- The Recorder
As federal sequestration looms Friday, business executives say they need a decision as soon as possible from Congress on spending cuts so they can figure out how to respond, rather than deal with continual delays.
That was their message Monday to U.S. Sen. Benjamin L. Cardin (D-Md.), who held a roundtable discussion on the impact of sequestration, the $85 billion in budget cuts that will begin taking effect Friday unless Congress and the White House act this week. The gathering was held at the Prince George’s Economic Development Corp. offices in Largo.
Maryland’s contracting companies and workforce stand to be hit by the cuts, as the state hosts 60 federal facilities and 17 military installations, Cardin said. Base operation funding at Maryland’s Army and Air Force installations faces $105 million in cuts.
But business leaders said that the longer Congress forestalls such cuts into fiscal 2013, which ends Sept. 30, the less time their companies will have to make up for the resulting contract losses, which many believe are inevitable.

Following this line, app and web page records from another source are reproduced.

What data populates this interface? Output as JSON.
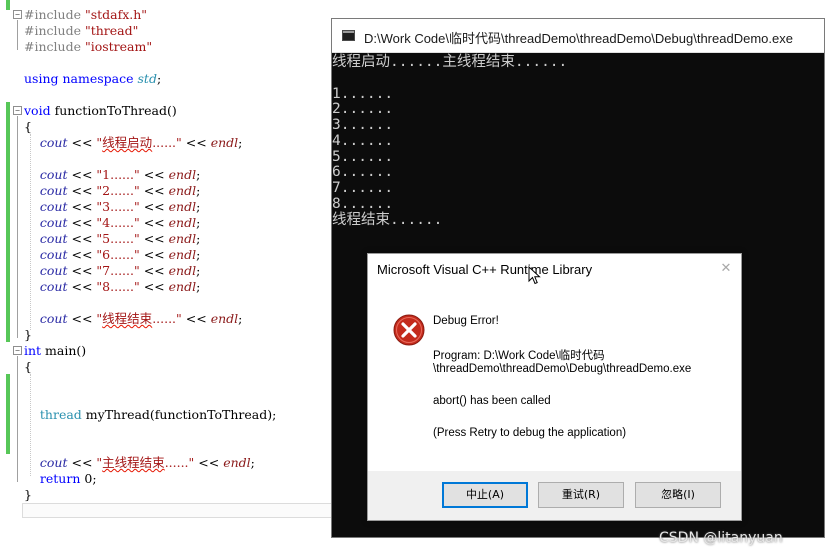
{
  "editor": {
    "lines": [
      {
        "segments": [
          {
            "t": "#include ",
            "c": "pp"
          },
          {
            "t": "\"stdafx.h\"",
            "c": "str"
          }
        ]
      },
      {
        "segments": [
          {
            "t": "#include ",
            "c": "pp"
          },
          {
            "t": "\"thread\"",
            "c": "str"
          }
        ]
      },
      {
        "segments": [
          {
            "t": "#include ",
            "c": "pp"
          },
          {
            "t": "\"iostream\"",
            "c": "str"
          }
        ]
      },
      {
        "segments": []
      },
      {
        "segments": [
          {
            "t": "using",
            "c": "kw"
          },
          {
            "t": " "
          },
          {
            "t": "namespace",
            "c": "kw"
          },
          {
            "t": " "
          },
          {
            "t": "std",
            "c": "ns"
          },
          {
            "t": ";"
          }
        ]
      },
      {
        "segments": []
      },
      {
        "segments": [
          {
            "t": "void",
            "c": "kw"
          },
          {
            "t": " functionToThread()"
          }
        ]
      },
      {
        "segments": [
          {
            "t": "{"
          }
        ]
      },
      {
        "segments": [
          {
            "t": "    "
          },
          {
            "t": "cout",
            "c": "io"
          },
          {
            "t": " << "
          },
          {
            "t": "\"",
            "c": "str"
          },
          {
            "t": "线程启动",
            "c": "str err"
          },
          {
            "t": "......\"",
            "c": "str"
          },
          {
            "t": " << "
          },
          {
            "t": "endl",
            "c": "io2"
          },
          {
            "t": ";"
          }
        ]
      },
      {
        "segments": []
      },
      {
        "segments": [
          {
            "t": "    "
          },
          {
            "t": "cout",
            "c": "io"
          },
          {
            "t": " << "
          },
          {
            "t": "\"1......\"",
            "c": "str"
          },
          {
            "t": " << "
          },
          {
            "t": "endl",
            "c": "io2"
          },
          {
            "t": ";"
          }
        ]
      },
      {
        "segments": [
          {
            "t": "    "
          },
          {
            "t": "cout",
            "c": "io"
          },
          {
            "t": " << "
          },
          {
            "t": "\"2......\"",
            "c": "str"
          },
          {
            "t": " << "
          },
          {
            "t": "endl",
            "c": "io2"
          },
          {
            "t": ";"
          }
        ]
      },
      {
        "segments": [
          {
            "t": "    "
          },
          {
            "t": "cout",
            "c": "io"
          },
          {
            "t": " << "
          },
          {
            "t": "\"3......\"",
            "c": "str"
          },
          {
            "t": " << "
          },
          {
            "t": "endl",
            "c": "io2"
          },
          {
            "t": ";"
          }
        ]
      },
      {
        "segments": [
          {
            "t": "    "
          },
          {
            "t": "cout",
            "c": "io"
          },
          {
            "t": " << "
          },
          {
            "t": "\"4......\"",
            "c": "str"
          },
          {
            "t": " << "
          },
          {
            "t": "endl",
            "c": "io2"
          },
          {
            "t": ";"
          }
        ]
      },
      {
        "segments": [
          {
            "t": "    "
          },
          {
            "t": "cout",
            "c": "io"
          },
          {
            "t": " << "
          },
          {
            "t": "\"5......\"",
            "c": "str"
          },
          {
            "t": " << "
          },
          {
            "t": "endl",
            "c": "io2"
          },
          {
            "t": ";"
          }
        ]
      },
      {
        "segments": [
          {
            "t": "    "
          },
          {
            "t": "cout",
            "c": "io"
          },
          {
            "t": " << "
          },
          {
            "t": "\"6......\"",
            "c": "str"
          },
          {
            "t": " << "
          },
          {
            "t": "endl",
            "c": "io2"
          },
          {
            "t": ";"
          }
        ]
      },
      {
        "segments": [
          {
            "t": "    "
          },
          {
            "t": "cout",
            "c": "io"
          },
          {
            "t": " << "
          },
          {
            "t": "\"7......\"",
            "c": "str"
          },
          {
            "t": " << "
          },
          {
            "t": "endl",
            "c": "io2"
          },
          {
            "t": ";"
          }
        ]
      },
      {
        "segments": [
          {
            "t": "    "
          },
          {
            "t": "cout",
            "c": "io"
          },
          {
            "t": " << "
          },
          {
            "t": "\"8......\"",
            "c": "str"
          },
          {
            "t": " << "
          },
          {
            "t": "endl",
            "c": "io2"
          },
          {
            "t": ";"
          }
        ]
      },
      {
        "segments": []
      },
      {
        "segments": [
          {
            "t": "    "
          },
          {
            "t": "cout",
            "c": "io"
          },
          {
            "t": " << "
          },
          {
            "t": "\"",
            "c": "str"
          },
          {
            "t": "线程结束",
            "c": "str err"
          },
          {
            "t": "......\"",
            "c": "str"
          },
          {
            "t": " << "
          },
          {
            "t": "endl",
            "c": "io2"
          },
          {
            "t": ";"
          }
        ]
      },
      {
        "segments": [
          {
            "t": "}"
          }
        ]
      },
      {
        "segments": [
          {
            "t": "int",
            "c": "kw"
          },
          {
            "t": " main()"
          }
        ]
      },
      {
        "segments": [
          {
            "t": "{"
          }
        ]
      },
      {
        "segments": []
      },
      {
        "segments": []
      },
      {
        "segments": [
          {
            "t": "    "
          },
          {
            "t": "thread",
            "c": "ty"
          },
          {
            "t": " myThread(functionToThread);"
          }
        ]
      },
      {
        "segments": []
      },
      {
        "segments": []
      },
      {
        "segments": [
          {
            "t": "    "
          },
          {
            "t": "cout",
            "c": "io"
          },
          {
            "t": " << "
          },
          {
            "t": "\"",
            "c": "str"
          },
          {
            "t": "主线程结束",
            "c": "str err"
          },
          {
            "t": "......\"",
            "c": "str"
          },
          {
            "t": " << "
          },
          {
            "t": "endl",
            "c": "io2"
          },
          {
            "t": ";"
          }
        ]
      },
      {
        "segments": [
          {
            "t": "    "
          },
          {
            "t": "return",
            "c": "kw"
          },
          {
            "t": " 0;"
          }
        ]
      },
      {
        "segments": [
          {
            "t": "}"
          }
        ]
      }
    ]
  },
  "console": {
    "title": "D:\\Work Code\\临时代码\\threadDemo\\threadDemo\\Debug\\threadDemo.exe",
    "lines": [
      "线程启动......主线程结束......",
      "",
      "1......",
      "2......",
      "3......",
      "4......",
      "5......",
      "6......",
      "7......",
      "8......",
      "线程结束......"
    ]
  },
  "dialog": {
    "title": "Microsoft Visual C++ Runtime Library",
    "close_glyph": "✕",
    "heading": "Debug Error!",
    "program_line1": "Program: D:\\Work Code\\临时代码",
    "program_line2": "\\threadDemo\\threadDemo\\Debug\\threadDemo.exe",
    "message": "abort() has been called",
    "hint": "(Press Retry to debug the application)",
    "buttons": {
      "abort": "中止(A)",
      "retry": "重试(R)",
      "ignore": "忽略(I)"
    },
    "icon": "error-icon",
    "error_color": "#c42b1c"
  },
  "watermark": "CSDN @litanyuan"
}
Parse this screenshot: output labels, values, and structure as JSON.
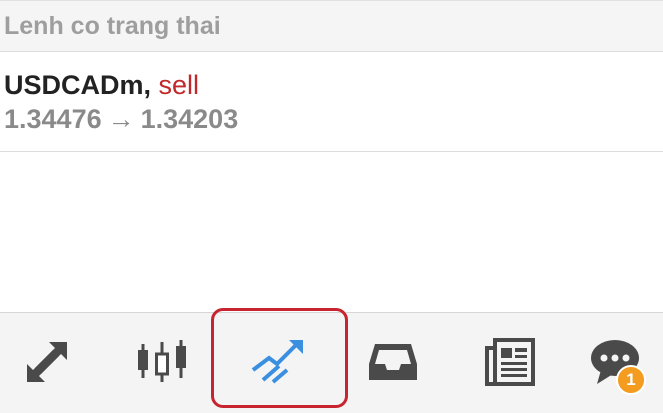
{
  "section": {
    "title": "Lenh co trang thai"
  },
  "order": {
    "symbol": "USDCADm,",
    "type": "sell",
    "open_price": "1.34476",
    "arrow": "→",
    "current_price": "1.34203"
  },
  "nav": {
    "items": [
      {
        "name": "quotes",
        "icon": "up-down-arrows-icon"
      },
      {
        "name": "chart",
        "icon": "candlestick-icon"
      },
      {
        "name": "trade",
        "icon": "trend-lines-icon",
        "active": true
      },
      {
        "name": "history",
        "icon": "inbox-tray-icon"
      },
      {
        "name": "news",
        "icon": "newspaper-icon"
      },
      {
        "name": "messages",
        "icon": "chat-bubble-icon",
        "badge": "1"
      }
    ]
  },
  "colors": {
    "sell": "#c0282b",
    "active_icon": "#3a8fe0",
    "icon": "#4a4a4a",
    "highlight": "#c62530",
    "badge": "#f39c1f"
  }
}
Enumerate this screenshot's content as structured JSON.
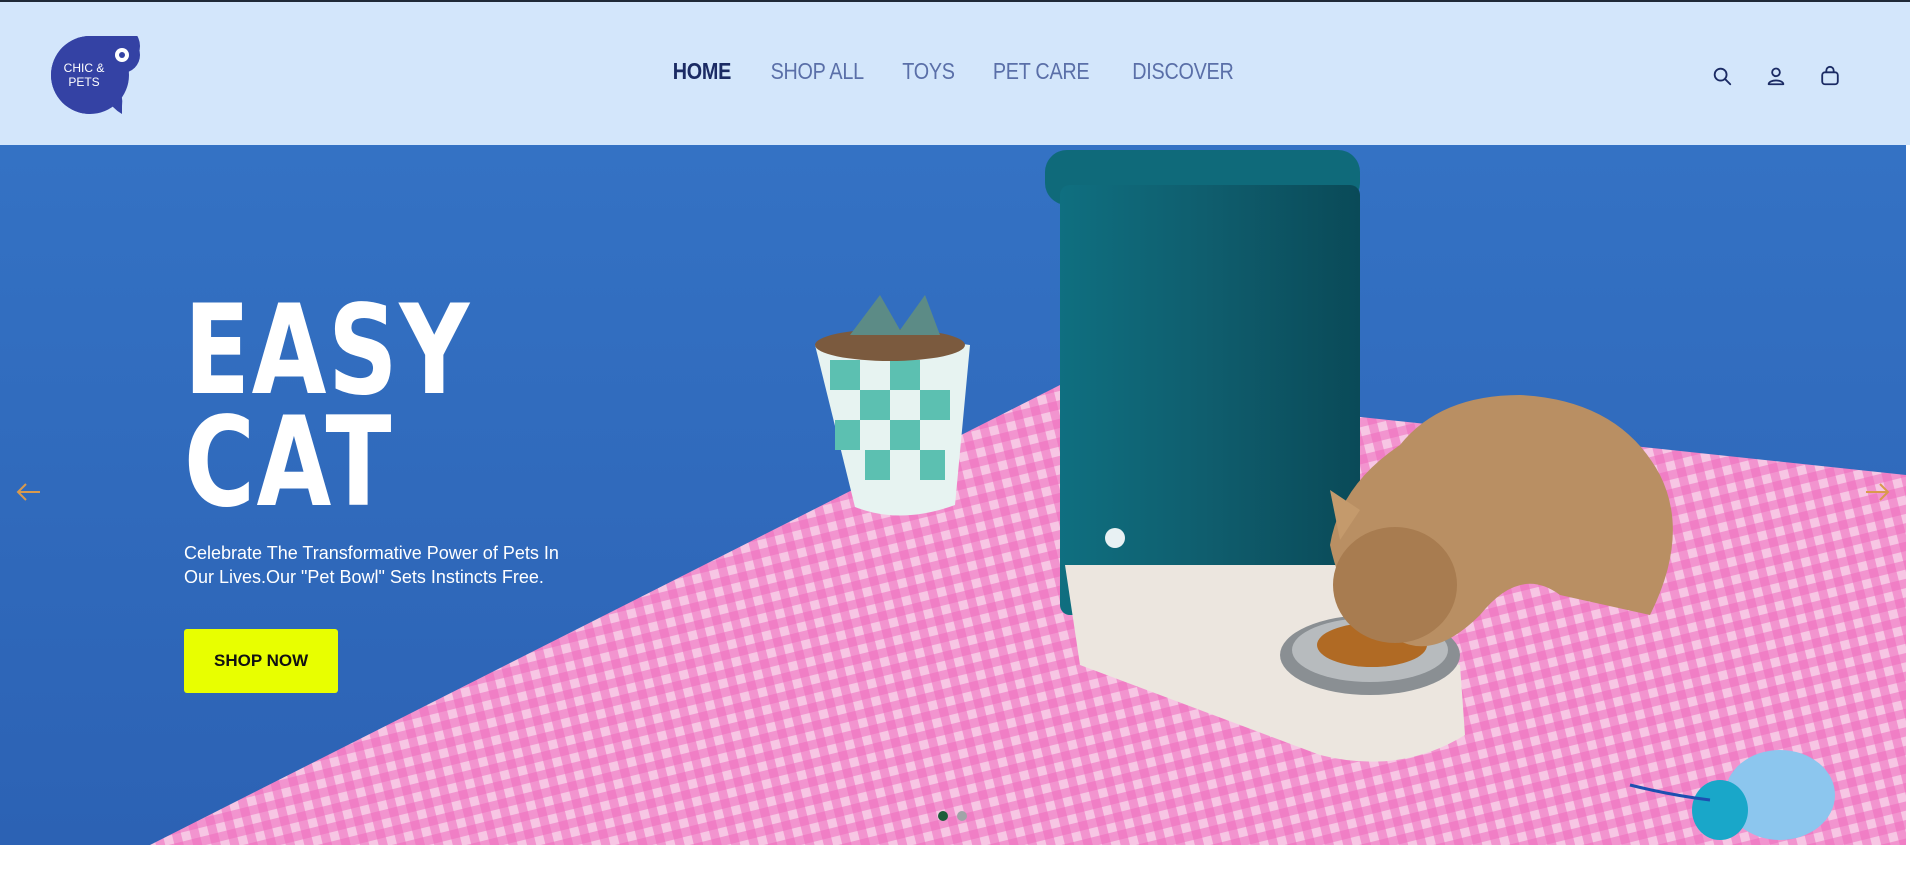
{
  "brand": {
    "logo_line1": "CHIC &",
    "logo_line2": "PETS",
    "color": "#3442a4"
  },
  "nav": {
    "items": [
      {
        "label": "HOME",
        "active": true
      },
      {
        "label": "SHOP ALL",
        "active": false
      },
      {
        "label": "TOYS",
        "active": false
      },
      {
        "label": "PET CARE",
        "active": false
      },
      {
        "label": "DISCOVER",
        "active": false
      }
    ]
  },
  "header_icons": [
    "search-icon",
    "account-icon",
    "cart-icon"
  ],
  "hero": {
    "title_line1": "EASY",
    "title_line2": "CAT",
    "description": "Celebrate The Transformative Power of Pets In Our Lives.Our \"Pet Bowl\" Sets Instincts Free.",
    "cta_label": "SHOP NOW",
    "cta_color": "#e8ff00",
    "slides_total": 2,
    "active_slide": 1
  },
  "colors": {
    "header_bg": "#d3e6fb",
    "hero_bg": "#2f6cc2",
    "nav_active": "#1b2b64",
    "nav_inactive": "#5a6fa8",
    "arrow": "#d99a4e"
  }
}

“You do us no favors by pushing things back unless there’s a solid way to fix this,” said Timothy J. Adams, CEO of contractor Satech in Largo.
Congressional delays might mean contractors would have only five months instead of seven to make their own spending cuts, which could result in the loss of jobs, he said.
“This country is a surviving country. If we know what to do, we can respond. What we can’t respond to is the unknown,” agreed Susan Ballard Hirsch, president of Government Services Integrated Process Team in Largo.
She also chided Congress for being able to miss its own deadlines without financial consequences when such incompetence could cost a business a contract. Others said members of Congress should be forced to take a pay cut when they miss deadlines.
Adams also emphasized accountability should the sequestration occur, saying people need to know who was responsible for letting matters reach this point.
Cardin tried to reassure the executives that the state’s congressional delegation is united in working for a substitute for sequestration, including tax hikes for those with more than $1 million in personal income and phased-in military cuts as U.S. soldiers return from Afghanistan. He also said Congress’ best option is try to deal with sequestration, the budget and the expiring debt ceiling around the same time so it does not have to keep coming back to these issues.
Andre Rogers, CEO of Enlightened in Washington, D.C., said sequestration would force him to fire workers. But he agreed with Hirsch and Adams, saying if Congress cannot figure out alternatives, it should let the cuts happen.
“The innovation within this room can figure out a way to deal with it,” Rogers said.
Cardin said stories such as Rogers’ are important to help “put a face on” the issue.
“As painful as a bad decision will be, it’s better than no decision at all,” Cardin said.
Other executives, such as Randall Echols of Advanced Powder Solutions in Mitchellville, expressed concern over whether the government could redress situations that might arise from loan defaults as a result of canceled obligated contracts.